What has been will be again,
what has been done will be done again;
there is nothing new under the sun. (NIV)
Decades ago The Rambos, a country gospel group, recorded My Song Is New, My Story’s Old. I had to look up the song yesterday, but the idea of the lyric has always stuck with me. There’s a line that says, “Found a new way to say it.” That’s the challenge to Christ followers everywhere; to find a new redemptive analogy that puts across the story of grace and forgiveness; or to leverage the current technology to get that message seen.
Our devotional today is by John Stuart at the Presbyterian Church in Canada’s website. Click the title below to read at source.
Ecclesiastes 1:10 – Is there anything of which one can say, “Look! This is something new”? It was here already, long ago; it was here before our time. (NIV)

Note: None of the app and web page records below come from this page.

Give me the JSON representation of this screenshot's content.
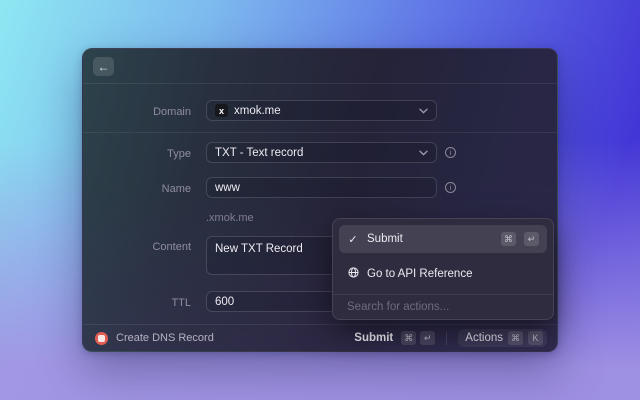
{
  "window": {
    "header": {
      "back_icon": "←"
    },
    "form": {
      "domain": {
        "label": "Domain",
        "favicon_glyph": "x",
        "value": "xmok.me"
      },
      "type": {
        "label": "Type",
        "value": "TXT - Text record"
      },
      "name": {
        "label": "Name",
        "value": "www",
        "suffix_hint": ".xmok.me"
      },
      "content": {
        "label": "Content",
        "value": "New TXT Record"
      },
      "ttl": {
        "label": "TTL",
        "value": "600"
      }
    },
    "footer": {
      "app_title": "Create DNS Record",
      "submit": {
        "label": "Submit",
        "key_cmd": "⌘",
        "key_enter": "↵"
      },
      "actions": {
        "label": "Actions",
        "key_cmd": "⌘",
        "key_k": "K"
      }
    }
  },
  "popup": {
    "submit_item": {
      "check_glyph": "✓",
      "label": "Submit",
      "key_cmd": "⌘",
      "key_enter": "↵"
    },
    "api_item": {
      "label": "Go to API Reference"
    },
    "search_placeholder": "Search for actions..."
  },
  "icons": {
    "info_glyph": "i",
    "chevron_down": "⌄",
    "back": "←",
    "check": "✓",
    "globe": "globe-icon",
    "app": "red-circle-app-icon"
  },
  "colors": {
    "accent_red": "#e25c52",
    "popup_bg": "#2f2c3f",
    "selected_row": "rgba(255,255,255,0.10)",
    "bg_gradient_top_left": "#8ee7f2",
    "bg_gradient_top_right": "#4336d6",
    "bg_gradient_bottom": "#a394e3"
  }
}
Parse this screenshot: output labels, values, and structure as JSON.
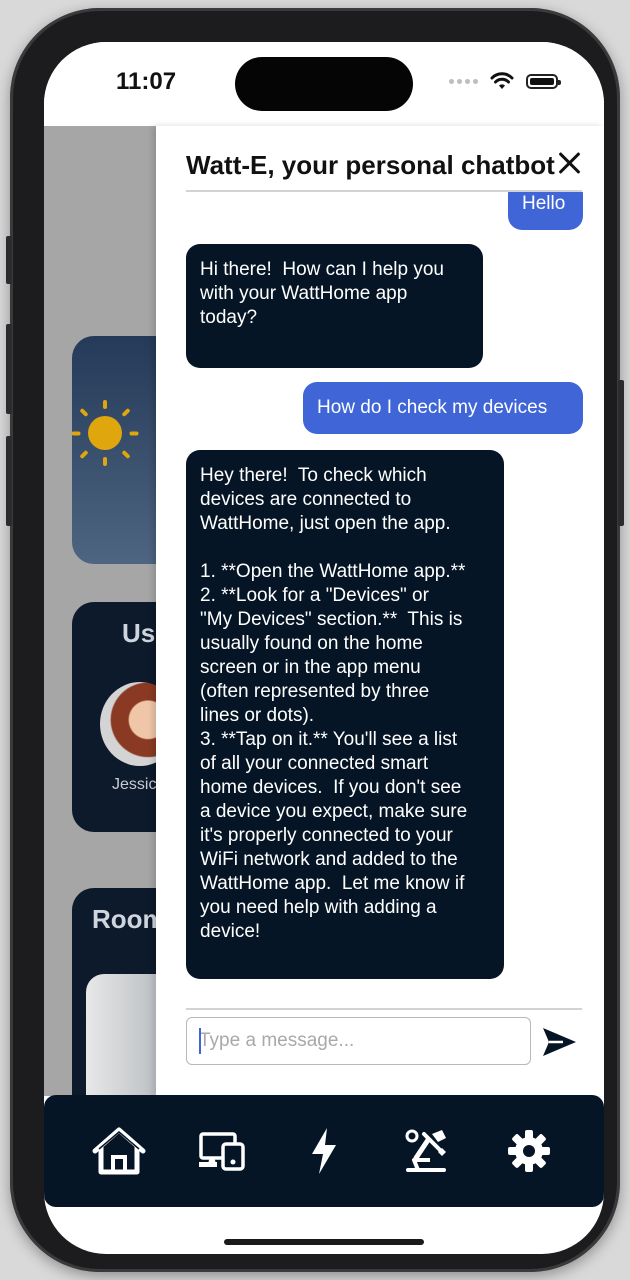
{
  "status_bar": {
    "time": "11:07"
  },
  "background": {
    "users_title": "Use",
    "user_name": "Jessic",
    "rooms_title": "Room"
  },
  "chat": {
    "title": "Watt-E, your personal chatbot",
    "messages": [
      {
        "role": "user",
        "text": "Hello"
      },
      {
        "role": "bot",
        "text": "Hi there!  How can I help you\nwith your WattHome app\ntoday?"
      },
      {
        "role": "user",
        "text": "How do I check my devices"
      },
      {
        "role": "bot",
        "text": "Hey there!  To check which\ndevices are connected to\nWattHome, just open the app.\n\n1. **Open the WattHome app.**\n2. **Look for a \"Devices\" or\n\"My Devices\" section.**  This is\nusually found on the home\nscreen or in the app menu\n(often represented by three\nlines or dots).\n3. **Tap on it.** You'll see a list\nof all your connected smart\nhome devices.  If you don't see\na device you expect, make sure\nit's properly connected to your\nWiFi network and added to the\nWattHome app.  Let me know if\nyou need help with adding a\ndevice!"
      }
    ],
    "input_placeholder": "Type a message...",
    "input_value": ""
  },
  "tabbar": {
    "tabs": [
      {
        "icon": "home-icon",
        "active": true
      },
      {
        "icon": "devices-icon",
        "active": false
      },
      {
        "icon": "energy-bolt-icon",
        "active": false
      },
      {
        "icon": "tools-icon",
        "active": false
      },
      {
        "icon": "settings-gear-icon",
        "active": false
      }
    ]
  },
  "colors": {
    "user_bubble": "#3f65d6",
    "bot_bubble": "#061526",
    "tabbar": "#061526"
  }
}
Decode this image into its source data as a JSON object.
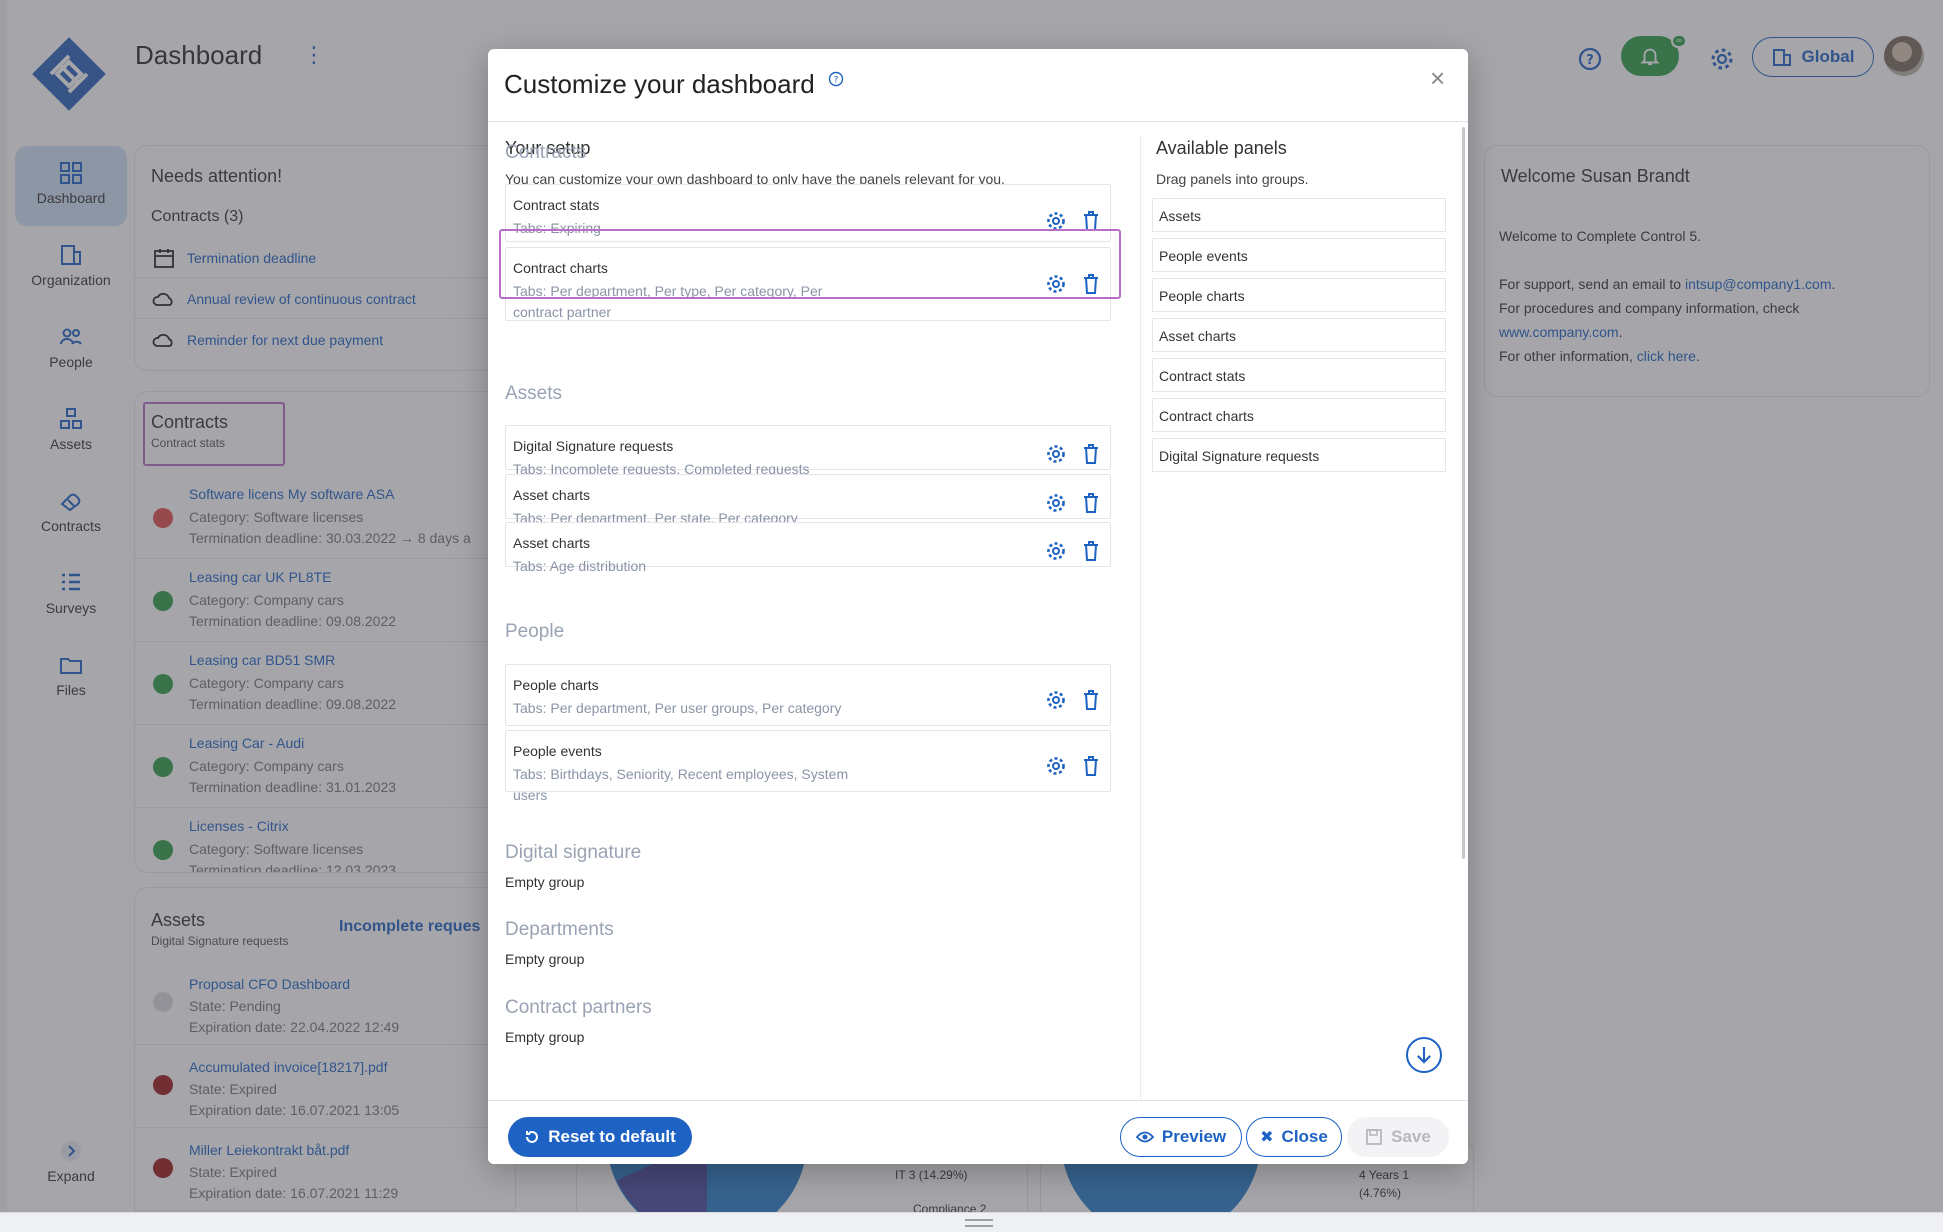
{
  "header": {
    "title": "Dashboard",
    "global_label": "Global",
    "notification_badge": "∞"
  },
  "sidebar": {
    "items": [
      {
        "label": "Dashboard",
        "icon": "grid-icon"
      },
      {
        "label": "Organization",
        "icon": "building-icon"
      },
      {
        "label": "People",
        "icon": "people-icon"
      },
      {
        "label": "Assets",
        "icon": "assets-icon"
      },
      {
        "label": "Contracts",
        "icon": "contract-icon"
      },
      {
        "label": "Surveys",
        "icon": "list-icon"
      },
      {
        "label": "Files",
        "icon": "folder-icon"
      }
    ],
    "expand_label": "Expand"
  },
  "attention": {
    "title": "Needs attention!",
    "contracts_label": "Contracts (3)",
    "items": [
      "Termination deadline",
      "Annual review of continuous contract",
      "Reminder for next due payment"
    ]
  },
  "contracts_panel": {
    "title": "Contracts",
    "subtitle": "Contract stats",
    "items": [
      {
        "name": "Software licens My software ASA",
        "category": "Category: Software licenses",
        "deadline": "Termination deadline: 30.03.2022 → 8 days a",
        "color": "#e25050"
      },
      {
        "name": "Leasing car UK PL8TE",
        "category": "Category: Company cars",
        "deadline": "Termination deadline: 09.08.2022",
        "color": "#2e9e45"
      },
      {
        "name": "Leasing car BD51 SMR",
        "category": "Category: Company cars",
        "deadline": "Termination deadline: 09.08.2022",
        "color": "#2e9e45"
      },
      {
        "name": "Leasing Car - Audi",
        "category": "Category: Company cars",
        "deadline": "Termination deadline: 31.01.2023",
        "color": "#2e9e45"
      },
      {
        "name": "Licenses - Citrix",
        "category": "Category: Software licenses",
        "deadline": "Termination deadline: 12.03.2023",
        "color": "#2e9e45"
      }
    ]
  },
  "assets_panel": {
    "title": "Assets",
    "subtitle": "Digital Signature requests",
    "tab": "Incomplete reques",
    "items": [
      {
        "name": "Proposal CFO Dashboard",
        "state": "State: Pending",
        "date": "Expiration date: 22.04.2022 12:49",
        "color": "#d8d8dc"
      },
      {
        "name": "Accumulated invoice[18217].pdf",
        "state": "State: Expired",
        "date": "Expiration date: 16.07.2021 13:05",
        "color": "#9b1c1c"
      },
      {
        "name": "Miller Leiekontrakt båt.pdf",
        "state": "State: Expired",
        "date": "Expiration date: 16.07.2021 11:29",
        "color": "#9b1c1c"
      }
    ]
  },
  "welcome": {
    "title": "Welcome Susan Brandt",
    "line1": "Welcome to Complete Control 5.",
    "support_prefix": "For support, send an email to ",
    "support_email": "intsup@company1.com",
    "support_suffix": ".",
    "procedures": "For procedures and company information, check",
    "website": "www.company.com",
    "website_suffix": ".",
    "other_prefix": "For other information, ",
    "other_link": "click here",
    "other_suffix": "."
  },
  "bg_charts": {
    "legend_a": "IT 3 (14.29%)",
    "legend_b": "Compliance 2",
    "legend_c": "4 Years 1",
    "legend_d": "(4.76%)"
  },
  "modal": {
    "title": "Customize your dashboard",
    "setup_title": "Your setup",
    "setup_desc": "You can customize your own dashboard to only have the panels relevant for you.",
    "groups": [
      {
        "name": "Contracts",
        "panels": [
          {
            "title": "Contract stats",
            "tabs": "Tabs: Expiring"
          },
          {
            "title": "Contract charts",
            "tabs": "Tabs: Per department, Per type, Per category, Per contract partner"
          }
        ]
      },
      {
        "name": "Assets",
        "panels": [
          {
            "title": "Digital Signature requests",
            "tabs": "Tabs: Incomplete requests, Completed requests"
          },
          {
            "title": "Asset charts",
            "tabs": "Tabs: Per department, Per state, Per category"
          },
          {
            "title": "Asset charts",
            "tabs": "Tabs: Age distribution"
          }
        ]
      },
      {
        "name": "People",
        "panels": [
          {
            "title": "People charts",
            "tabs": "Tabs: Per department, Per user groups, Per category"
          },
          {
            "title": "People events",
            "tabs": "Tabs: Birthdays, Seniority, Recent employees, System users"
          }
        ]
      },
      {
        "name": "Digital signature",
        "empty": "Empty group"
      },
      {
        "name": "Departments",
        "empty": "Empty group"
      },
      {
        "name": "Contract partners",
        "empty": "Empty group"
      }
    ],
    "available_title": "Available panels",
    "available_desc": "Drag panels into groups.",
    "available": [
      "Assets",
      "People events",
      "People charts",
      "Asset charts",
      "Contract stats",
      "Contract charts",
      "Digital Signature requests"
    ],
    "buttons": {
      "reset": "Reset to default",
      "preview": "Preview",
      "close": "Close",
      "save": "Save"
    }
  }
}
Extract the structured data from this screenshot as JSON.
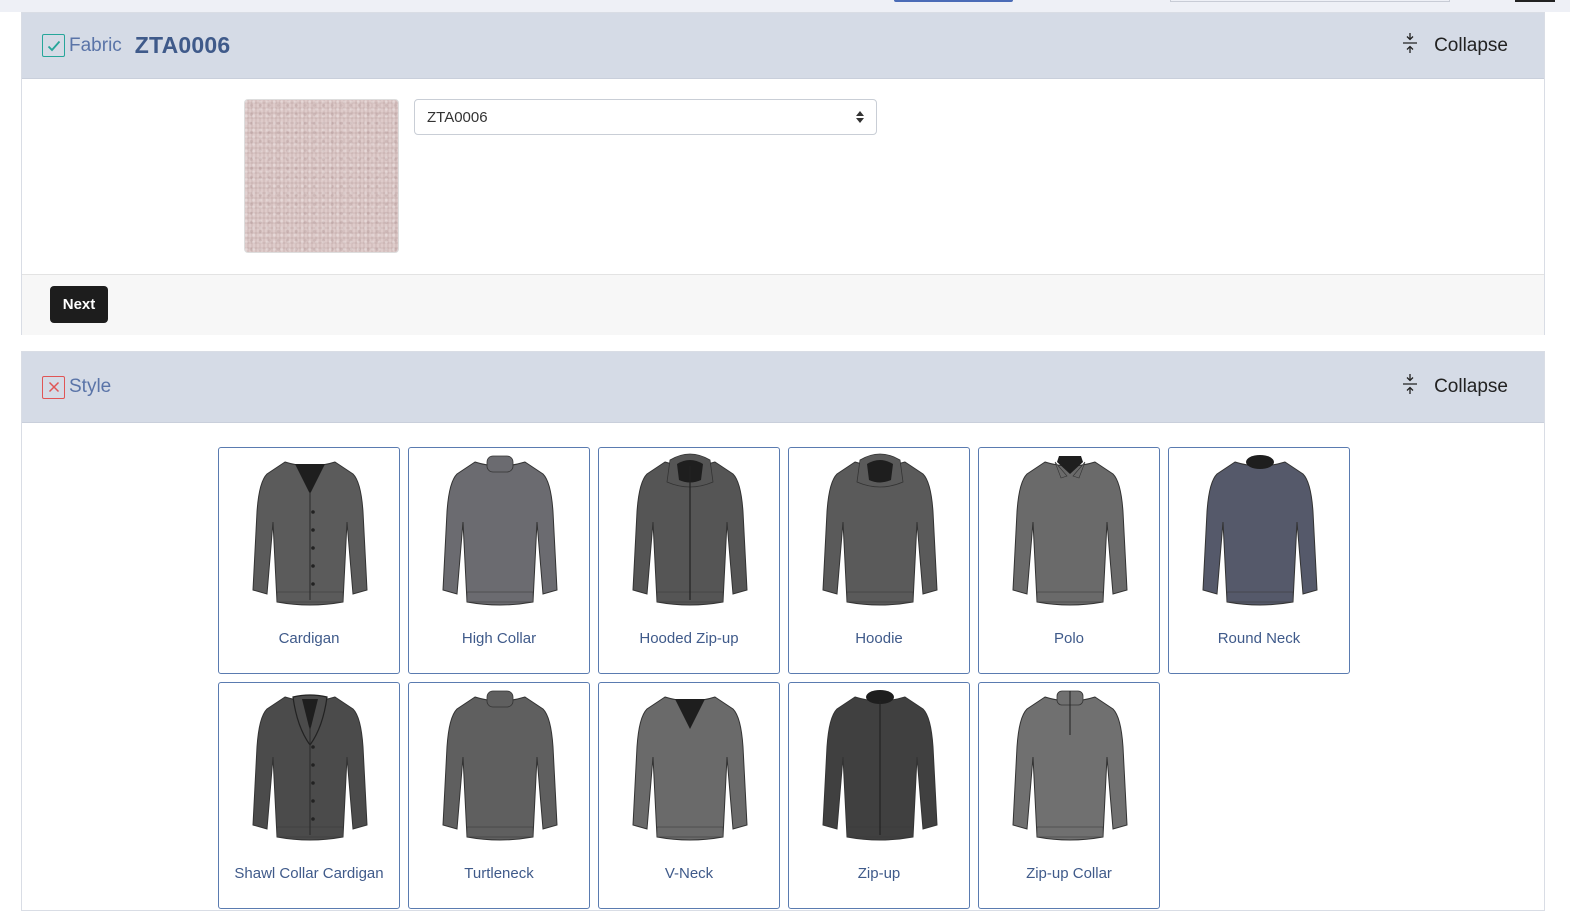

I am fascinated by the current cinematic trend of remaking or re-envisioning old movies. For the last couple of years, it’s been difficult to find an original story or a completely new series of pictures. Hollywood seems preoccupied with retelling old tales with new actors and brilliant special effects, yet, no matter how wonderful these remakes appear to be, they’re just the same old stories presented in a different style or new medium.
As I watch crowds of people lining up at the movie theaters, it makes me wonder if the church could not learn something from this post-modern phenomenon. Are there new ways to retell God’s stories? Should we seriously consider using innovative media techniques to present our worship, our Bible studies, our programs, and our missions in order to reach a wider community?
The answer is, of course, “Yes!” Christianity has always been good at adapting its faith to new innovative processes. The gospel writers used widely-spoken Greek instead of obscure Aramaic to spread Christ’s message. The Reformers employed the printing press to produce Bibles in various European languages to expand Protestantism. Missionaries traveled the entire world using ships, trains, automobiles, and planes to take the gospel to other nations and indigenous peoples. And today, Christian pastors use the Internet by uploading sermons and devotionals, writing blogs, and posting pictures to reach people in their homes all over the world.
A long, long time ago, in Galilee far away, Jesus Christ lived, bringing a message of hope to His people and the rest of the world. His story is our history and we are the messengers of His words, works, and ways in our own homes, churches, and communities today. The gospel may be almost 2000 years old, but its teaching is still relevant for every human being on this planet. As Christians, it’s up to us to present that old message in new forms, whether it be by texting Bible verses, sharing prayers on Facebook, or writing devotional blogs. The opportunities are both amazing and boundless; it’s up to us to use them to glorify God and expand Christ’s kingdom across the globe.
Questions for personal reflection: How has my faith been shaped by current technology? How am I using that technology to share my faith?
Prayer: Lord Jesus, we live in amazing times and have wonderful resources to share Your gospel message with our families and friends, neighbours and strangers. Grant us new opportunities to express our faith in positive ways using the technology at our disposal. In Your holy name, we share and pray. Amen.